NoNot a migrant
Animals that do not make seasonal movements and stay in their native home ranges all year round are called not migrants or residents.
Great green macaws are the largest parrots in their natural range. They are mainly green in color and have a reddish forehead and pale blue lower back, rump, and upper tail feathers. The tail is brownish-red tipped with very pale blue. The bare facial skin is patterned with lines of small dark feathers, which are reddish in older and female parrots. Juveniles have grey-colored eyes instead of black, are duller in color, and have shorter tails that are tipped in yellow.
Great green macaws are found in Central and South America ranging from Honduras to western Ecuador. They don't migrate seasonally and live in dry tropical forests, and evergreen rainforests, and in some areas prefer humid woodlands.
Great green macaws are diurnal and social birds. They are usually seen in pairs or small groups of up to four to eight individuals, very rarely more. In Costa Rica, after the breeding season, Great green macaws gather in flocks and migrate towards the coasts in search of food. In Costa Rica, these flocks usually consist of up to 18 birds. Great green macaws are arboreal; they rest and forage in the upper areas of the canopy. These are very noisy birds especially when in flight and their extremely loud, raucous "aak, raak" can be heard at great distances.

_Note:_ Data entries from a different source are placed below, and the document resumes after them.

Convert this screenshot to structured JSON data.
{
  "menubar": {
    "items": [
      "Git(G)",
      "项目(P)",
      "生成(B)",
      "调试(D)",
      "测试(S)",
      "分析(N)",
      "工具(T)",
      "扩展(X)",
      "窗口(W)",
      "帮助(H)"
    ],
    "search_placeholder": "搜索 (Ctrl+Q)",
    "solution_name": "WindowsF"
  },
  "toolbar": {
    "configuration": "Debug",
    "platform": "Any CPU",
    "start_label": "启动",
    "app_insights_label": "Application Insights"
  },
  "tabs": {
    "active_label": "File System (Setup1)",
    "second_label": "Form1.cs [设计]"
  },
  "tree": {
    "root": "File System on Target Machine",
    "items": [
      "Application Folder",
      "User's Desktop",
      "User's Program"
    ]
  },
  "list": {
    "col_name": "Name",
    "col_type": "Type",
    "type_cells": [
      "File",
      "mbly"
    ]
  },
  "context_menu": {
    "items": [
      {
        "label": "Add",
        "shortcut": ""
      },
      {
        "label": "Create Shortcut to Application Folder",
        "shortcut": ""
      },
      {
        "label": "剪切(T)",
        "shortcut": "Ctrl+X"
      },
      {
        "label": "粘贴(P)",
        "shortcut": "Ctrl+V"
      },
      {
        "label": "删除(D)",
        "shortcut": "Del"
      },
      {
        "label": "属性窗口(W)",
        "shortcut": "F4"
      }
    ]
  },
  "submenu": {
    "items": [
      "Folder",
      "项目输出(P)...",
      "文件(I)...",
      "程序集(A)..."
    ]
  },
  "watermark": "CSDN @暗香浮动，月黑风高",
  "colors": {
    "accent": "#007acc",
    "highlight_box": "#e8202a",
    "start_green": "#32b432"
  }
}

Great green macaws are monogamous and form strong pair bonds for life. Their breeding season starts in December and ends in June in Costa Rica, and from August to October in Ecuador. Pairs nest in cavities high up in the trunk, near the crown of the tree. The female lays a clutch of 2-3 eggs and incubates them for 26 days. Chicks hatch weighing 23g, can fly after 12-13 weeks and are weaned after 18-20 weeks when they weigh over 900g. After fledging juveniles stay with their parents as a family unit for a significant amount of time, only separating gradually from them. Young birds, at least in captivity, become mature after 5 years and start breeding after 6 or 7 years.

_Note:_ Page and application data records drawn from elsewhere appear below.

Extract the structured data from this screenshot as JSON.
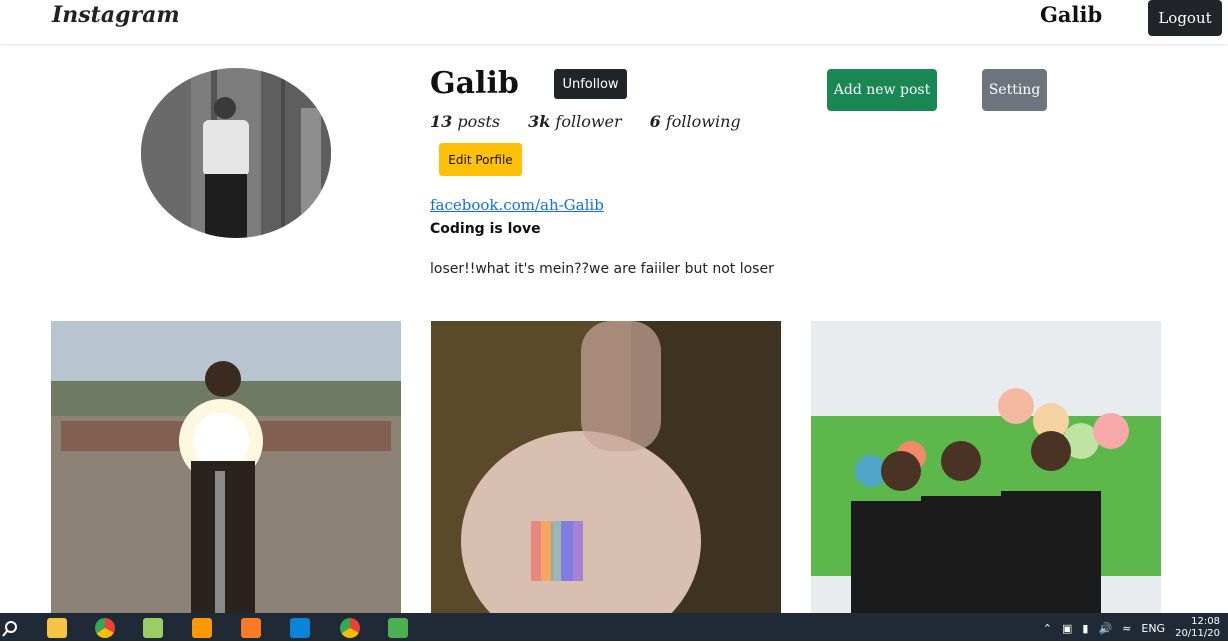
{
  "navbar": {
    "brand": "Instagram",
    "username": "Galib",
    "logout_label": "Logout"
  },
  "profile": {
    "name": "Galib",
    "unfollow_label": "Unfollow",
    "add_post_label": "Add new post",
    "setting_label": "Setting",
    "stats": {
      "posts_count": "13",
      "posts_label": "posts",
      "follower_count": "3k",
      "follower_label": "follower",
      "following_count": "6",
      "following_label": "following"
    },
    "edit_label": "Edit Porfile",
    "link": "facebook.com/ah-Galib",
    "tagline": "Coding is love",
    "bio": "loser!!what it's mein??we are faiiler but not loser"
  },
  "taskbar": {
    "language": "ENG",
    "time": "12:08",
    "date": "20/11/20"
  },
  "colors": {
    "dark": "#212529",
    "success": "#198754",
    "secondary": "#6c757d",
    "warning": "#ffc107",
    "link": "#0d6efd"
  }
}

The main threat to the survival of the Great green macaw was habitat loss. It is estimated that between 1900 and 2000 some 90% of the original habitat has been lost in Costa Rica. Private land not owned by the government is or has been developed into agricultural fields for the production of crops such as oil palm, pineapples, and bananas. As of 2015 Indio-Maíz Biological Reserve in Nicaragua is threatened by settlers moving into the reserve to found farms, especially for subsidence agriculture, oil palm, and cattle. Other threats have included hunting pressure for sport and feathers and the pet trade. In some areas, Great green macaws are considered pests on maize cultivation and are persecuted for that reason. They have also been killed for food.
According to the IUCN Red List, the total Great green macaw population size is around 500-1,000 mature individuals. Currently, this species is classified as Critically Endangered (CR) on the IUCN Red List and its numbers today are decreasing.

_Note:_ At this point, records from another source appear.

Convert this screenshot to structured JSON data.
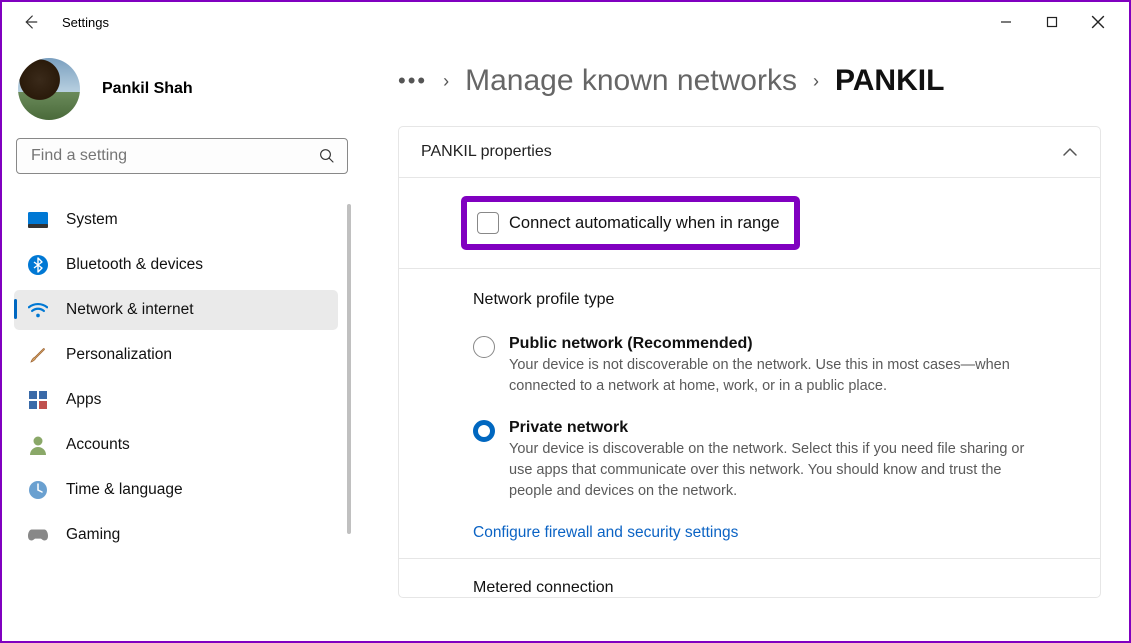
{
  "window": {
    "title": "Settings"
  },
  "profile": {
    "name": "Pankil Shah"
  },
  "search": {
    "placeholder": "Find a setting"
  },
  "nav": {
    "items": [
      {
        "label": "System"
      },
      {
        "label": "Bluetooth & devices"
      },
      {
        "label": "Network & internet"
      },
      {
        "label": "Personalization"
      },
      {
        "label": "Apps"
      },
      {
        "label": "Accounts"
      },
      {
        "label": "Time & language"
      },
      {
        "label": "Gaming"
      }
    ]
  },
  "breadcrumb": {
    "parent": "Manage known networks",
    "current": "PANKIL"
  },
  "panel": {
    "title": "PANKIL properties",
    "auto_connect": "Connect automatically when in range",
    "profile_type_heading": "Network profile type",
    "public": {
      "title": "Public network (Recommended)",
      "desc": "Your device is not discoverable on the network. Use this in most cases—when connected to a network at home, work, or in a public place."
    },
    "private": {
      "title": "Private network",
      "desc": "Your device is discoverable on the network. Select this if you need file sharing or use apps that communicate over this network. You should know and trust the people and devices on the network."
    },
    "firewall_link": "Configure firewall and security settings",
    "metered": "Metered connection"
  }
}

Due to their diet habits, Great green macaws may act as seed dispersers; they distribute seeds from various fruits, particularly the almond tree Almendro, which these birds are fond of the most.
This species is bred in captivity. A large enclosure of 15m in length is recommended for housing outside of the breeding season. The aviary should have a large tree trunk in the middle. It should not be kept indoors all the time. Healthy birds enjoy large chewable toys and weekly decorations of fresh branches of pine or eucalyptus in their enclosure. An overhead mister is needed for bathing. A recommended nest box is a 21in x 36in barrel. Different sources recommend different feeding regimes for captive birds. Important is soaked and/or sprouted seeds, as well as some fresh vegetables and fruit, along with nutritionally complete standard commercial macaw pellets. Larger seeds, peanuts, acorns and other larger nuts are recommended, as well as a daily palm nut. It is best to sometimes supply some small bits of gravel to aid in digestion, and some extra calcium at regular times (especially for females). It is prone to biting people if not properly adjusted to humans from a young age.